## Work to be completed
Could you write out, word for word, only the lines from the one containing "Decode this image" through the last line of the data below?

## Listed records
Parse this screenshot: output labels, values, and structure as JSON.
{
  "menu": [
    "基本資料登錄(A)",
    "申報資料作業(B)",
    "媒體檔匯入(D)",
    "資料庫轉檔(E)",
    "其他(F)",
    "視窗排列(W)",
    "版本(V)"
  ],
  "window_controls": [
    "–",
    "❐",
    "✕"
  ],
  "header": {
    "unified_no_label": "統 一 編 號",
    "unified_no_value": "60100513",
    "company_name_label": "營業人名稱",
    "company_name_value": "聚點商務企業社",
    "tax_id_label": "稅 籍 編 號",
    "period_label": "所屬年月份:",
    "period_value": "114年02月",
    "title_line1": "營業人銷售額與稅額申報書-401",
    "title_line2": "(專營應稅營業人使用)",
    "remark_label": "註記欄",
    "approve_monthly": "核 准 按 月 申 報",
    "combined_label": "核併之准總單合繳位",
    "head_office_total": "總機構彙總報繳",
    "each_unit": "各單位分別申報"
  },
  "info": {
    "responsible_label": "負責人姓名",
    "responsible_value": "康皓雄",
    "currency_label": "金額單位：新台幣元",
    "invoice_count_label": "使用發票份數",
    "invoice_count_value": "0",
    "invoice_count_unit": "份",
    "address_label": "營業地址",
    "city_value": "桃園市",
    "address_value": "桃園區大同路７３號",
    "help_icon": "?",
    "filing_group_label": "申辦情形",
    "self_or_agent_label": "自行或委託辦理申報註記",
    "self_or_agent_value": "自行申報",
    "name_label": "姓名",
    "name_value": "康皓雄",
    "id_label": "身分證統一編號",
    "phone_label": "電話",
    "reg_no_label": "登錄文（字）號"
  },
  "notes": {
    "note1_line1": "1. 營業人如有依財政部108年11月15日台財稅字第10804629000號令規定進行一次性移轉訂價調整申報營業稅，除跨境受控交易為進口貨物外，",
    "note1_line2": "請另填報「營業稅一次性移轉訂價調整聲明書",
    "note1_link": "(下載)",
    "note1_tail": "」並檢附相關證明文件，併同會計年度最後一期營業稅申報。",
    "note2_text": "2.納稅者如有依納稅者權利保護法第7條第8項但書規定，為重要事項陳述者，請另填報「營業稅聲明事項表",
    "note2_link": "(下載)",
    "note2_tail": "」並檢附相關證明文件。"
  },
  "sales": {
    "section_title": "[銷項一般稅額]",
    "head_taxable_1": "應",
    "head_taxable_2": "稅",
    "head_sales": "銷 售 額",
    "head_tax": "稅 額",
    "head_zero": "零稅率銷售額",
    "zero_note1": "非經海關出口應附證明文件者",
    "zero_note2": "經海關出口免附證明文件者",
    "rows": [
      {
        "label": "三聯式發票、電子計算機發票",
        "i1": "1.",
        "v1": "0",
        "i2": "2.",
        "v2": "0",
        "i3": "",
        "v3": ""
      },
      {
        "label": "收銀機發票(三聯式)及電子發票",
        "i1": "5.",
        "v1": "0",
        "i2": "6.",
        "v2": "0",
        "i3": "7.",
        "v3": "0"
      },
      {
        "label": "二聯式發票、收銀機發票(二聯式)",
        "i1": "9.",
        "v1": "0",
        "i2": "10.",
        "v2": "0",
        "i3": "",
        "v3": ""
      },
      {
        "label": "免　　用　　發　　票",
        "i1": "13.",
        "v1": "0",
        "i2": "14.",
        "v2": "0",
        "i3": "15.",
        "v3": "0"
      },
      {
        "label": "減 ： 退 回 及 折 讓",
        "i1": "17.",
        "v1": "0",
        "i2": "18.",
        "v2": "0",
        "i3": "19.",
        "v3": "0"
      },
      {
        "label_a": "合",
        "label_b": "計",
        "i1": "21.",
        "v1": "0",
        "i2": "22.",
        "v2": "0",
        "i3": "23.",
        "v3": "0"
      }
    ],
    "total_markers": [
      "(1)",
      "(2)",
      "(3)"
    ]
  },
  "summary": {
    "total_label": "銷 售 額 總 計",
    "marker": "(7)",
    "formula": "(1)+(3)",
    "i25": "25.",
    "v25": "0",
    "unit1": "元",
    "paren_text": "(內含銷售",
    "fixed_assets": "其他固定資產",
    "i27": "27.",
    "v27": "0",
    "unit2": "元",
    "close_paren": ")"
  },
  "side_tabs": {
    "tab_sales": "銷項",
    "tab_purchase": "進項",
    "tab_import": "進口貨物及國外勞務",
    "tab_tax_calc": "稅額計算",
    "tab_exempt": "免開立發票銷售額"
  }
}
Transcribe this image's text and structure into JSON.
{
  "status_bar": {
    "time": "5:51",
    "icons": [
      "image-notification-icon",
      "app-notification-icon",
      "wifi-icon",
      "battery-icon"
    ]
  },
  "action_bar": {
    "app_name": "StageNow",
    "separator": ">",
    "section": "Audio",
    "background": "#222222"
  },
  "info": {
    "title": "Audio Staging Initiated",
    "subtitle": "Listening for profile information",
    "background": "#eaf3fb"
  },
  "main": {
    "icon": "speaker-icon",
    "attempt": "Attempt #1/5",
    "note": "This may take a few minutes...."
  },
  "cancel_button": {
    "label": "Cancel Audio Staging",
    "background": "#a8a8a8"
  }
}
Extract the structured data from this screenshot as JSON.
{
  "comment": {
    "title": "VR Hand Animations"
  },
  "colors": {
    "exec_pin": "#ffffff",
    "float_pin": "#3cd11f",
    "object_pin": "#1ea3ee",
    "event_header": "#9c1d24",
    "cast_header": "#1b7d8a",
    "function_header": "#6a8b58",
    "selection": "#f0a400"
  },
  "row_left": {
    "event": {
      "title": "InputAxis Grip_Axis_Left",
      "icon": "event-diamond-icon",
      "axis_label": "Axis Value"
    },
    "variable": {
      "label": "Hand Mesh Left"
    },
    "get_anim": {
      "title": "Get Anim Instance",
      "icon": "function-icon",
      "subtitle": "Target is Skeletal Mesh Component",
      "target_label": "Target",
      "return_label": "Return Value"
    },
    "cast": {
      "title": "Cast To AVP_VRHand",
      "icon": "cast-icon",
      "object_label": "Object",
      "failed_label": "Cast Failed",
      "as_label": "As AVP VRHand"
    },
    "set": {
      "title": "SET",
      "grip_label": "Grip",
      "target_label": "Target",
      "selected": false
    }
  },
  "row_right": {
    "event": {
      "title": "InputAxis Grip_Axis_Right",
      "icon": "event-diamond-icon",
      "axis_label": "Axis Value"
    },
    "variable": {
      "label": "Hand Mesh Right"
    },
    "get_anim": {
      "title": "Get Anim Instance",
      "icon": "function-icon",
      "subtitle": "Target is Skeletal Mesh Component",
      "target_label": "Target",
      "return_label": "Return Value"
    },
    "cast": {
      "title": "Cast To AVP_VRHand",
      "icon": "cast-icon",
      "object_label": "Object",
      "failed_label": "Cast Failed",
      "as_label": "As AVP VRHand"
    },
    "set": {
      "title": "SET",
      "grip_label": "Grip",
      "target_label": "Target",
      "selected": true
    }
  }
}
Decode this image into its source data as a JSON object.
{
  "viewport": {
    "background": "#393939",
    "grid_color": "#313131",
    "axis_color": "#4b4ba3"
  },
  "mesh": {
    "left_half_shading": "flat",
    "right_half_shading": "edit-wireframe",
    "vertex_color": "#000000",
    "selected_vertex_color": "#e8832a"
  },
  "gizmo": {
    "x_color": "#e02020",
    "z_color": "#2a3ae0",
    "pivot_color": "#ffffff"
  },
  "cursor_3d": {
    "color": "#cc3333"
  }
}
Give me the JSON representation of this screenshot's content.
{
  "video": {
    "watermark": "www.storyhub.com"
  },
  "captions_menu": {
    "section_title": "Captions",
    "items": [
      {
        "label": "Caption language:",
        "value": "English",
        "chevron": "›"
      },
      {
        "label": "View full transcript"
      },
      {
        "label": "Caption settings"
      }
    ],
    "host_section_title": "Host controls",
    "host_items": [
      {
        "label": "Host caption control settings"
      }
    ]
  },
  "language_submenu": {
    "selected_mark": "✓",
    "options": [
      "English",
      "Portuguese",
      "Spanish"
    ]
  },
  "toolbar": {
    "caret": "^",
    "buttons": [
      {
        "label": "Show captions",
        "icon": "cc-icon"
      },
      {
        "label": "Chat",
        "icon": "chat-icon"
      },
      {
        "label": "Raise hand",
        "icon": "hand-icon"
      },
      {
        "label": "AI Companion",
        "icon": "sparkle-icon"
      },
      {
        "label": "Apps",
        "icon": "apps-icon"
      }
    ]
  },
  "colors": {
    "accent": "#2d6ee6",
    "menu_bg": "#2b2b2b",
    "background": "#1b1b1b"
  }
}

## Reply
Decode this image into its source data as a JSON object.
{
  "viewport": {
    "background": "#393939",
    "grid_color": "#313131",
    "axis_color": "#4b4ba3"
  },
  "mesh": {
    "left_half_shading": "flat",
    "right_half_shading": "edit-wireframe",
    "vertex_color": "#000000",
    "selected_vertex_color": "#e8832a"
  },
  "gizmo": {
    "x_color": "#e02020",
    "z_color": "#2a3ae0",
    "pivot_color": "#ffffff"
  },
  "cursor_3d": {
    "color": "#cc3333"
  }
}
Give me the JSON representation of this screenshot's content.
{
  "video": {
    "watermark": "www.storyhub.com"
  },
  "captions_menu": {
    "section_title": "Captions",
    "items": [
      {
        "label": "Caption language:",
        "value": "English",
        "chevron": "›"
      },
      {
        "label": "View full transcript"
      },
      {
        "label": "Caption settings"
      }
    ],
    "host_section_title": "Host controls",
    "host_items": [
      {
        "label": "Host caption control settings"
      }
    ]
  },
  "language_submenu": {
    "selected_mark": "✓",
    "options": [
      "English",
      "Portuguese",
      "Spanish"
    ]
  },
  "toolbar": {
    "caret": "^",
    "buttons": [
      {
        "label": "Show captions",
        "icon": "cc-icon"
      },
      {
        "label": "Chat",
        "icon": "chat-icon"
      },
      {
        "label": "Raise hand",
        "icon": "hand-icon"
      },
      {
        "label": "AI Companion",
        "icon": "sparkle-icon"
      },
      {
        "label": "Apps",
        "icon": "apps-icon"
      }
    ]
  },
  "colors": {
    "accent": "#2d6ee6",
    "menu_bg": "#2b2b2b",
    "background": "#1b1b1b"
  }
}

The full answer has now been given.